• **Activity**: Figure out the number of lines in the data that hold the string "this". Reply with that figure only.

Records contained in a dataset
· · · · · · ·

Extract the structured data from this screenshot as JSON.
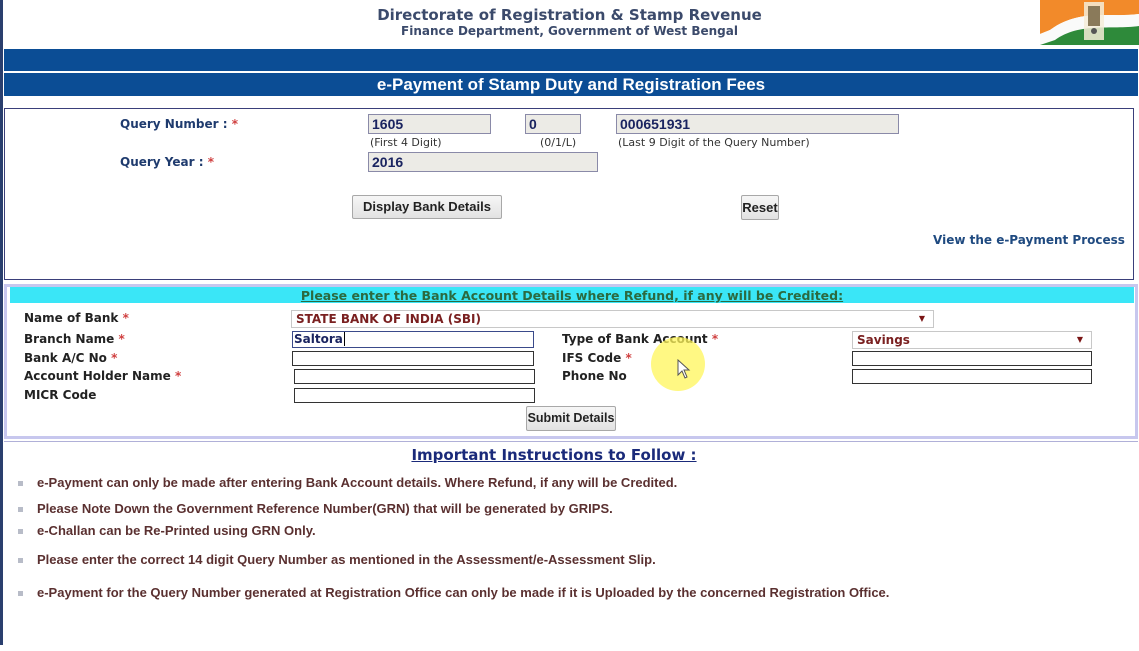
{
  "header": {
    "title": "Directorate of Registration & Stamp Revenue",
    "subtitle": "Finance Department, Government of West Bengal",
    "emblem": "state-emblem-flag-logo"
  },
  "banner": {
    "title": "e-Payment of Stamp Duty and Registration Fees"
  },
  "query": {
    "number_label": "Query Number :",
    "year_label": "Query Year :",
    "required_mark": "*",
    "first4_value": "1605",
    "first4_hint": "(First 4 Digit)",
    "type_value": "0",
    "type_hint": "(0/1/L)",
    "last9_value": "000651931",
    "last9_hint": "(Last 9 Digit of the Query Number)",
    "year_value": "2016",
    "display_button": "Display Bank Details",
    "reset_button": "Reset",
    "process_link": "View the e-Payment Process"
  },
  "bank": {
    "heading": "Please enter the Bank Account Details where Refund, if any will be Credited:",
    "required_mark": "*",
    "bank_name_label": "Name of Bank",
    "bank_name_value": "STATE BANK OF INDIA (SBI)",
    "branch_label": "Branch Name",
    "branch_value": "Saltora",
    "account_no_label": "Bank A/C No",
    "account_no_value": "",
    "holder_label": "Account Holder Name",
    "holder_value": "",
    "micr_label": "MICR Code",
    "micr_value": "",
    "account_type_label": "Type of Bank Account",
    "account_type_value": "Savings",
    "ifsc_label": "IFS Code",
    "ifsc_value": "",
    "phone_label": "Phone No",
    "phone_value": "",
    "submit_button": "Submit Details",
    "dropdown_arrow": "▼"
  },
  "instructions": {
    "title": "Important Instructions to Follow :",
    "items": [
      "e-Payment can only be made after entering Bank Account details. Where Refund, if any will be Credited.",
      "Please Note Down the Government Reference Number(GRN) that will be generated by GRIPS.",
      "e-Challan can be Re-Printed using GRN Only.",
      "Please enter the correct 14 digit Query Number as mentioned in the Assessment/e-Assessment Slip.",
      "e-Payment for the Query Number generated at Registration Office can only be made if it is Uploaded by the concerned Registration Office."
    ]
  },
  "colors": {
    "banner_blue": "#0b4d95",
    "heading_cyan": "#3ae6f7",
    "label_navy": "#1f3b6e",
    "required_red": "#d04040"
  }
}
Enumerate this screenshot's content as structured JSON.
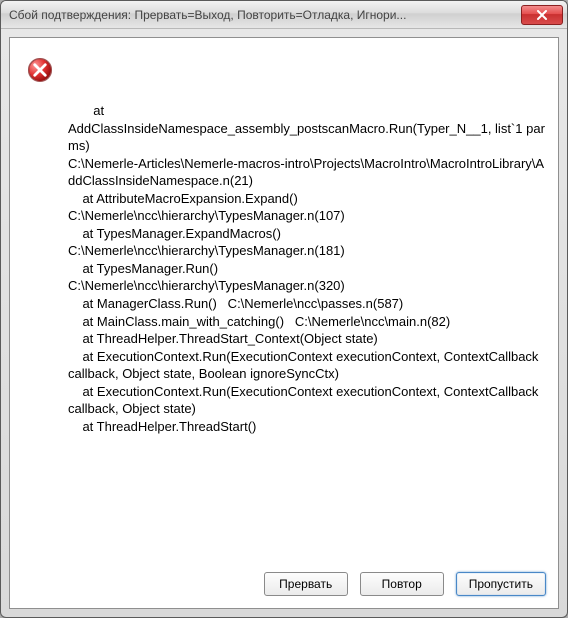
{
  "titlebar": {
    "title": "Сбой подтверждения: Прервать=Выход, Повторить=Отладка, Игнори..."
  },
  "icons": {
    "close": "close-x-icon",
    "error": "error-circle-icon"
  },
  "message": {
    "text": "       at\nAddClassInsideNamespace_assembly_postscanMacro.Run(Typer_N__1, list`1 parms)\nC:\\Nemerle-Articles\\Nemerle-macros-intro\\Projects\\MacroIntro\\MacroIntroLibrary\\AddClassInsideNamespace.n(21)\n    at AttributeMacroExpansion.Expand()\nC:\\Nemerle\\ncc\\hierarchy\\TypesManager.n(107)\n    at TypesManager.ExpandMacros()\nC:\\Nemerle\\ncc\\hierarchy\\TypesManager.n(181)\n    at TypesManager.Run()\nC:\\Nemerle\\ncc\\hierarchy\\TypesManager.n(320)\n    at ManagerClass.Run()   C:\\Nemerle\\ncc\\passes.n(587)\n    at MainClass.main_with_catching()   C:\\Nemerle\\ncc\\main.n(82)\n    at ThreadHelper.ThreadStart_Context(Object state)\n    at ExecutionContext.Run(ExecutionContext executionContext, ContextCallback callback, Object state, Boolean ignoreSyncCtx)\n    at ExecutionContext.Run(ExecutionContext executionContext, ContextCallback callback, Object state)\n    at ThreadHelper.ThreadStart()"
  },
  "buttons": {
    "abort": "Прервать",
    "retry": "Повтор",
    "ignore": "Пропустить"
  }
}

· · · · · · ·

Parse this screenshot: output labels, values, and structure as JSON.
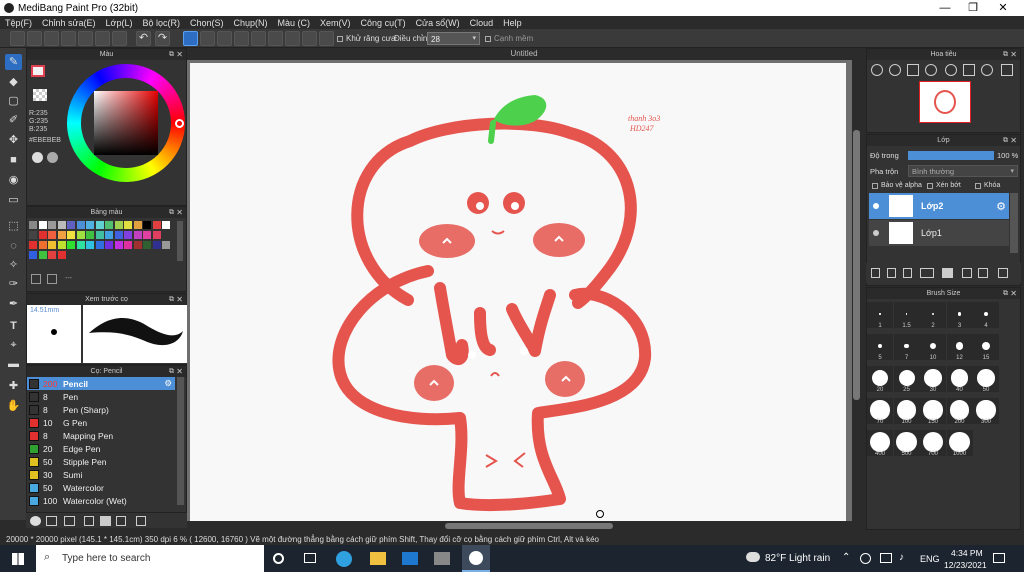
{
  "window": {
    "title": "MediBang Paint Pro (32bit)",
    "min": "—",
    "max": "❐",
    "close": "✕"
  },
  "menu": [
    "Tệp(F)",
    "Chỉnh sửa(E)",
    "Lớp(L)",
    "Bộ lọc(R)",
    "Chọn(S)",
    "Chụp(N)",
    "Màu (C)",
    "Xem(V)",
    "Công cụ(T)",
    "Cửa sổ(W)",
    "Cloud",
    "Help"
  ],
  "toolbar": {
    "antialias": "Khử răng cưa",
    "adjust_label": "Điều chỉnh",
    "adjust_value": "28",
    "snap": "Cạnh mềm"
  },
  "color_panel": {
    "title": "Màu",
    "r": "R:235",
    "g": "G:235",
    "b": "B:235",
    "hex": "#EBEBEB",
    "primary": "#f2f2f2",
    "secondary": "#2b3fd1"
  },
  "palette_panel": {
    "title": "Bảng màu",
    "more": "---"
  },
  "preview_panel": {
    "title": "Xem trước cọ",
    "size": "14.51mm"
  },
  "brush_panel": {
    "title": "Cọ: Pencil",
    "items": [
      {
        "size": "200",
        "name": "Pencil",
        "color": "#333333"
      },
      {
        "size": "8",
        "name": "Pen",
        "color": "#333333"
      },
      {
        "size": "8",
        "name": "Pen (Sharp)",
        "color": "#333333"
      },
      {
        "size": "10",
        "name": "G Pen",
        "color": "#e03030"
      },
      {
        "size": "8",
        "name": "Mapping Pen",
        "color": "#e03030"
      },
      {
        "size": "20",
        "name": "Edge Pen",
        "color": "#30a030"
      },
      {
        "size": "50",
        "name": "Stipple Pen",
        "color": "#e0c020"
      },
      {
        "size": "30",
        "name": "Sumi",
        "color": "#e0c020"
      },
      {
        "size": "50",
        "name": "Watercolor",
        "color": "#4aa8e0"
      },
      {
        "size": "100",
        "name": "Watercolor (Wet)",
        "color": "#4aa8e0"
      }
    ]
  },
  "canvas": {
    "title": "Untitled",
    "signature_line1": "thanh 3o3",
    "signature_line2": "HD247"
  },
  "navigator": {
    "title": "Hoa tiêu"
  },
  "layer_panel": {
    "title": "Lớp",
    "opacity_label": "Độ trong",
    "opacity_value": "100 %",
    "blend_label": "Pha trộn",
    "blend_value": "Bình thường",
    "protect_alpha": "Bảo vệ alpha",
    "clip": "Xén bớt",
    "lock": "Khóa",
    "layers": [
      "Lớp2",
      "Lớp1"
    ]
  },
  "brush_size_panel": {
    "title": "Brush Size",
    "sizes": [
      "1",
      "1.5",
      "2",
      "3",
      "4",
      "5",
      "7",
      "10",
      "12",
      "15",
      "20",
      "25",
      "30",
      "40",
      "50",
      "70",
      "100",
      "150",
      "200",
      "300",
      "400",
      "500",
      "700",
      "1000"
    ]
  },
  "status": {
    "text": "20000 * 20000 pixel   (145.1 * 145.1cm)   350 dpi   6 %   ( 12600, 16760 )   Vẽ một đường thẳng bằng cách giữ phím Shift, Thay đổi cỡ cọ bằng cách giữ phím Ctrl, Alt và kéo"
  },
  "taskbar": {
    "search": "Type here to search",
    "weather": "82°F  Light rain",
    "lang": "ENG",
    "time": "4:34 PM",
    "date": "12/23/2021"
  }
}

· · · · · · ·

• **Output**: 3